→ WORK INSTRUCTION
Exclude all pictures, then copy each of the records exactly as written.

(Dataset rows describing interfaces)
━━━━━━━━━━━━━━━━━━━━━━━━━━━━━━
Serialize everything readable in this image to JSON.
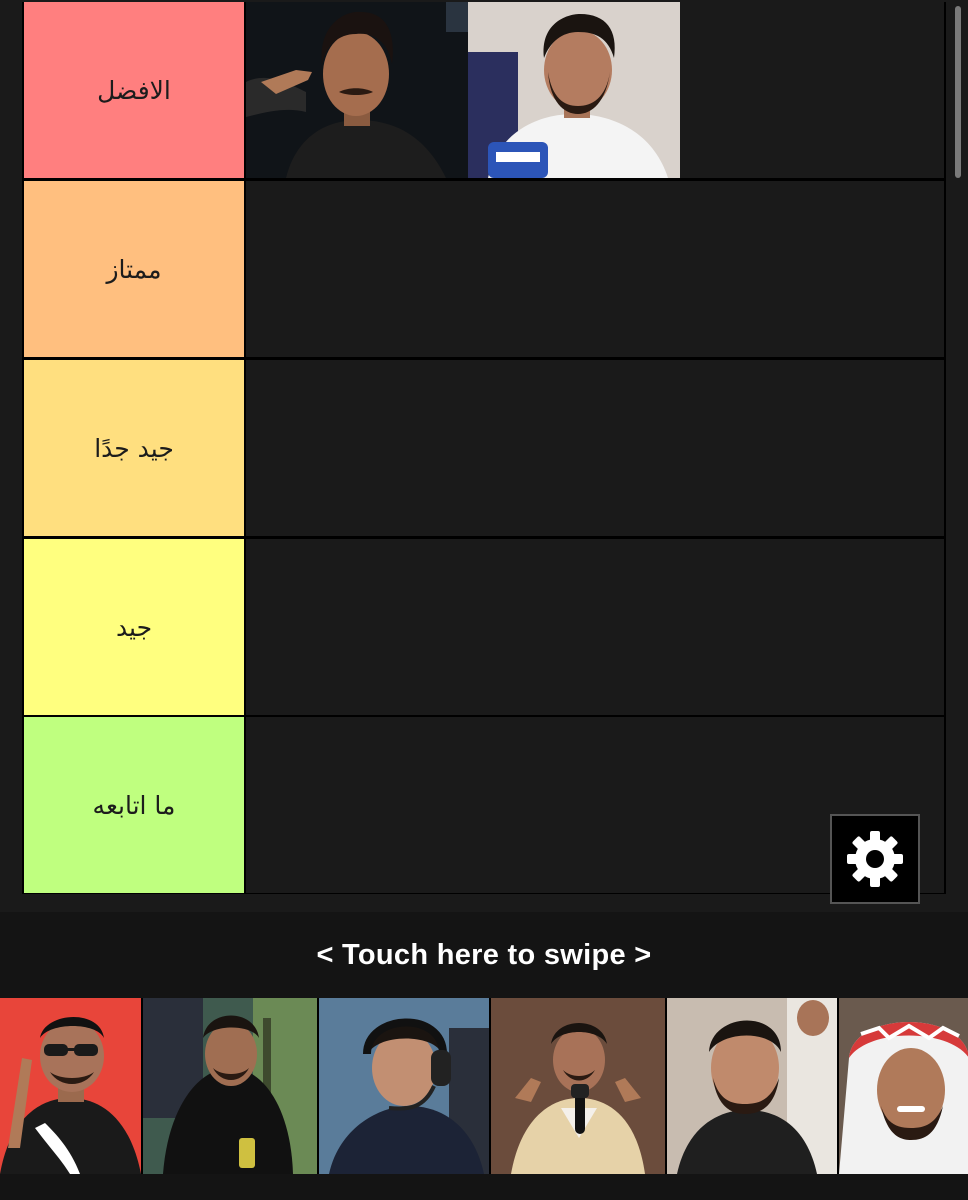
{
  "tiers": [
    {
      "label": "الافضل",
      "color": "#ff7f7f"
    },
    {
      "label": "ممتاز",
      "color": "#ffbf7f"
    },
    {
      "label": "جيد جدًا",
      "color": "#ffdf7f"
    },
    {
      "label": "جيد",
      "color": "#ffff7f"
    },
    {
      "label": "ما اتابعه",
      "color": "#bfff7f"
    }
  ],
  "swipe": {
    "label": "< Touch here to swipe >"
  },
  "settings": {
    "icon": "gear-icon"
  }
}
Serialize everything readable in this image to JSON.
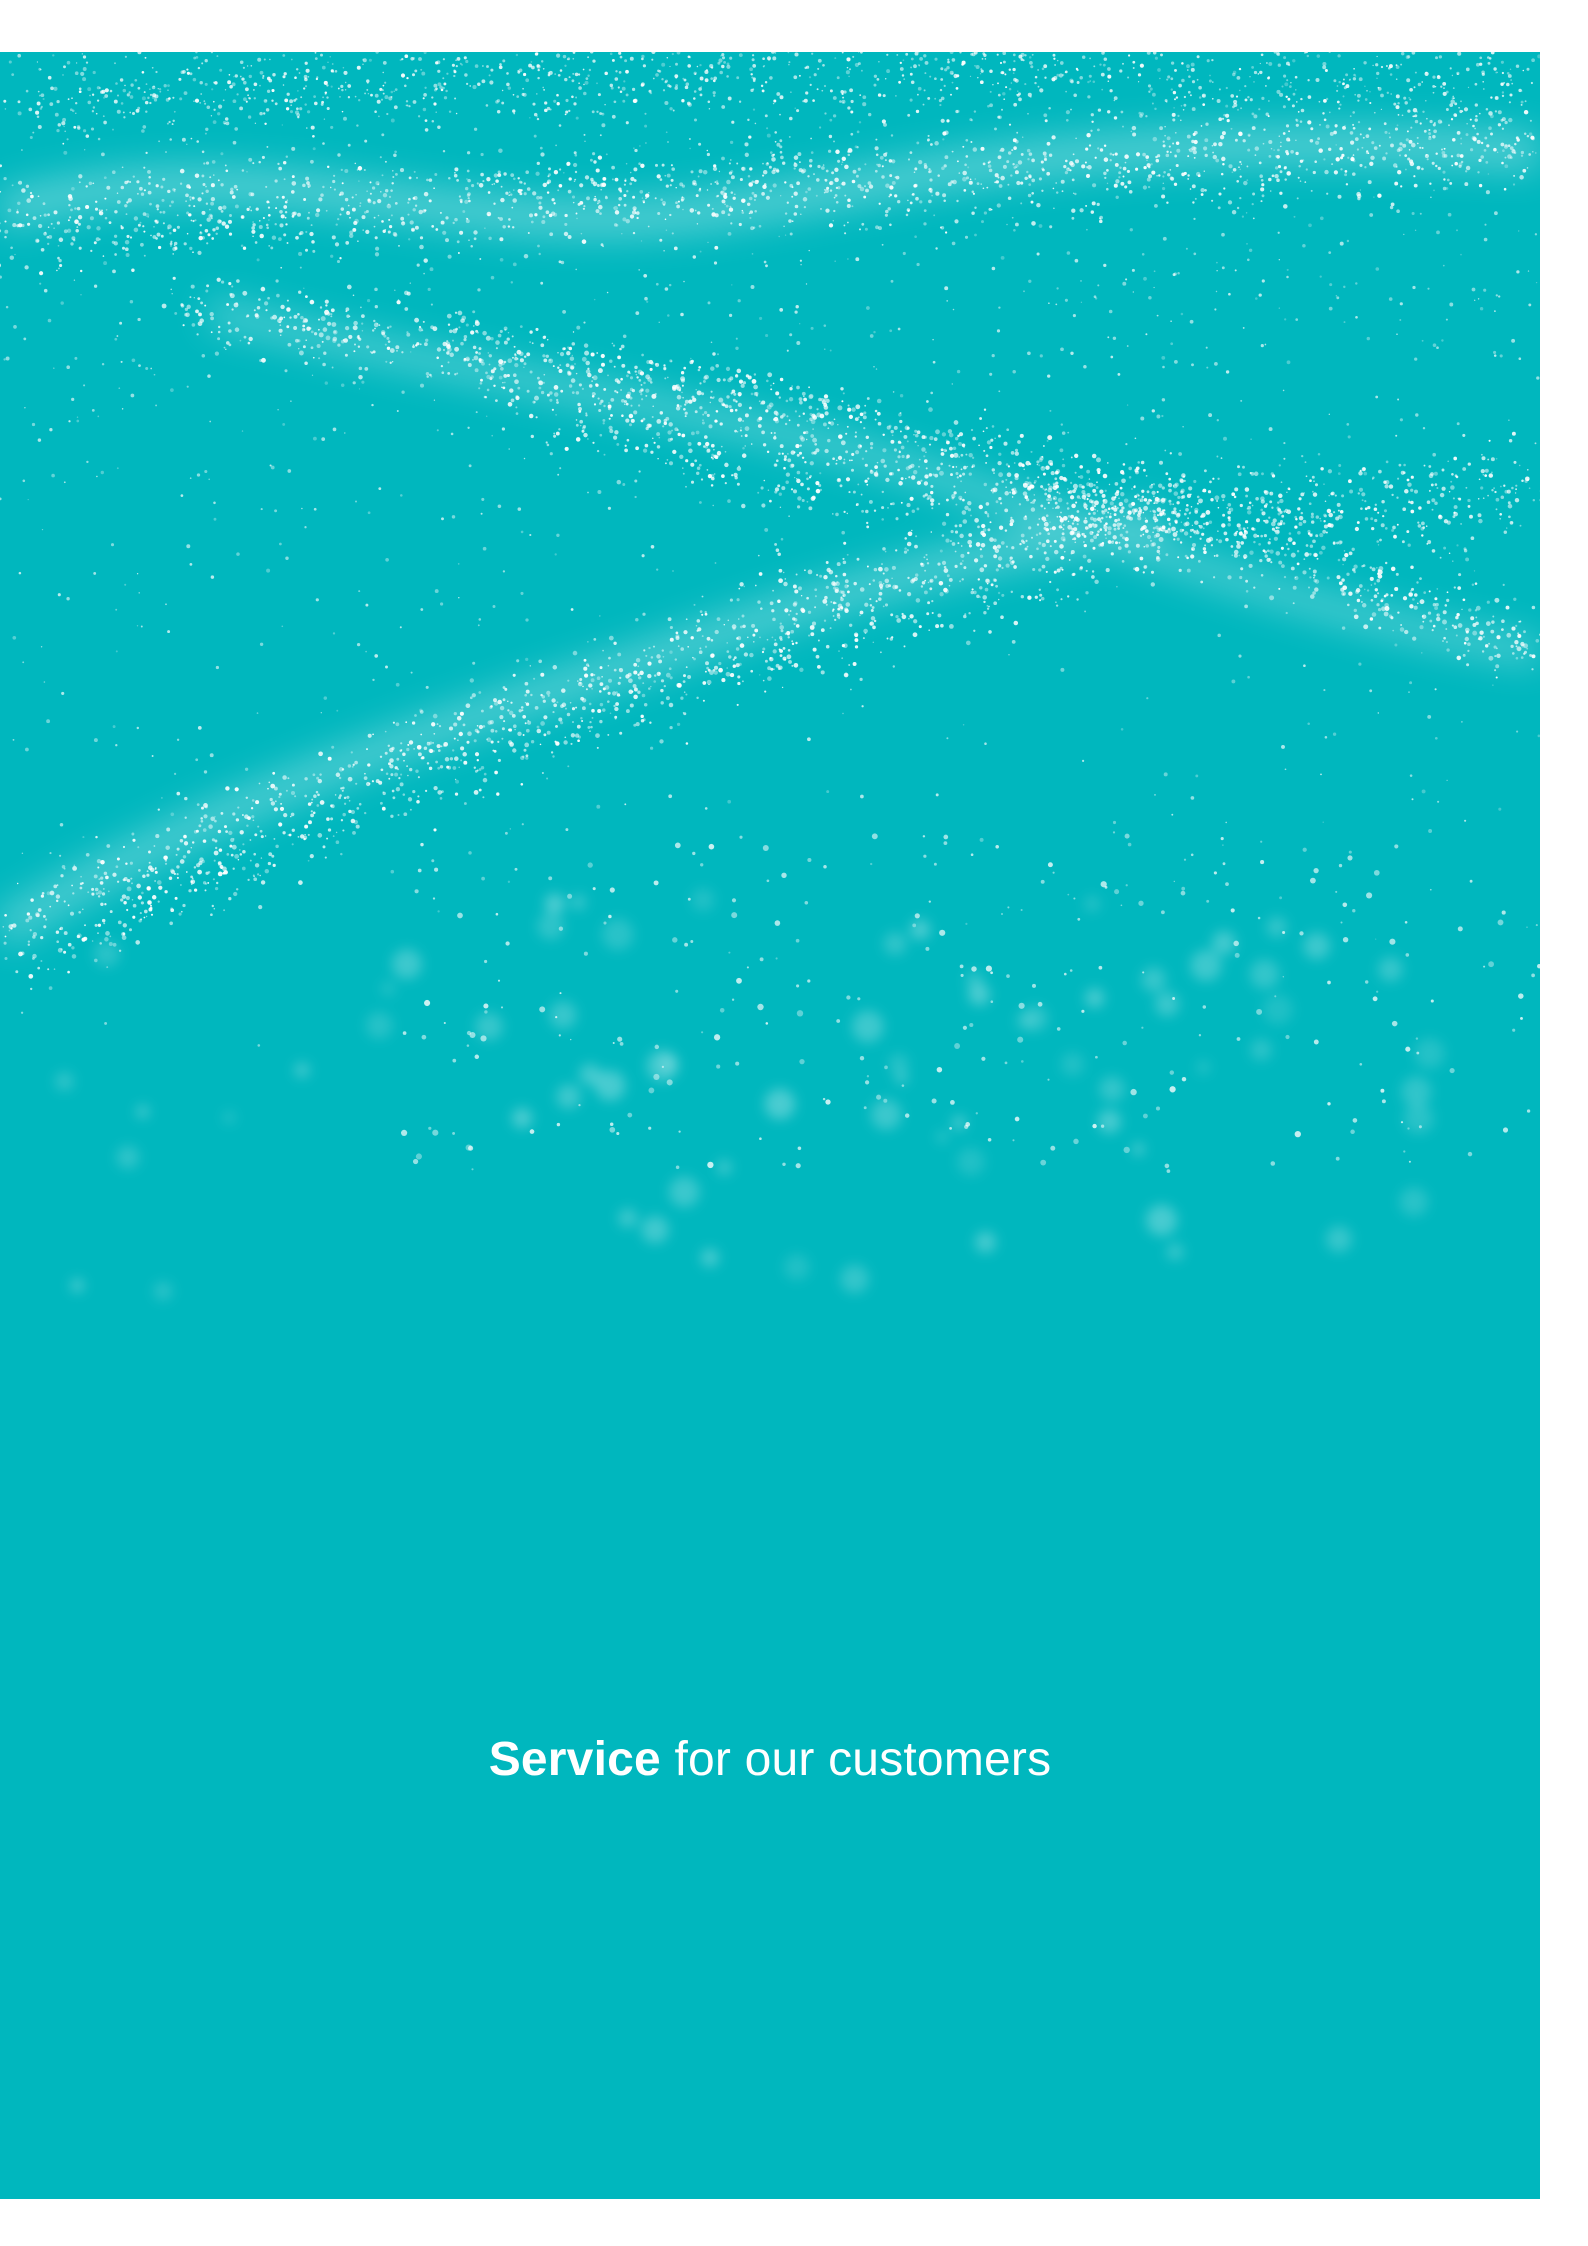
{
  "colors": {
    "panel_background": "#00b7be",
    "particle_color": "#ffffff",
    "page_background": "#ffffff"
  },
  "cover": {
    "headline_emphasis": "Service",
    "headline_rest": " for our customers"
  },
  "visuals": {
    "background_art": "white particle waves over teal",
    "icons": []
  }
}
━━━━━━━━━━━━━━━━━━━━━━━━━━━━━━
→ THE ANSWER
Serialize everything readable in this image to JSON.
{
  "tiers": [
    {
      "label": "الافضل",
      "color": "#ff7f7f"
    },
    {
      "label": "ممتاز",
      "color": "#ffbf7f"
    },
    {
      "label": "جيد جدًا",
      "color": "#ffdf7f"
    },
    {
      "label": "جيد",
      "color": "#ffff7f"
    },
    {
      "label": "ما اتابعه",
      "color": "#bfff7f"
    }
  ],
  "swipe": {
    "label": "< Touch here to swipe >"
  },
  "settings": {
    "icon": "gear-icon"
  }
}
Serialize everything readable in this image to JSON.
{
  "colors": {
    "panel_background": "#00b7be",
    "particle_color": "#ffffff",
    "page_background": "#ffffff"
  },
  "cover": {
    "headline_emphasis": "Service",
    "headline_rest": " for our customers"
  },
  "visuals": {
    "background_art": "white particle waves over teal",
    "icons": []
  }
}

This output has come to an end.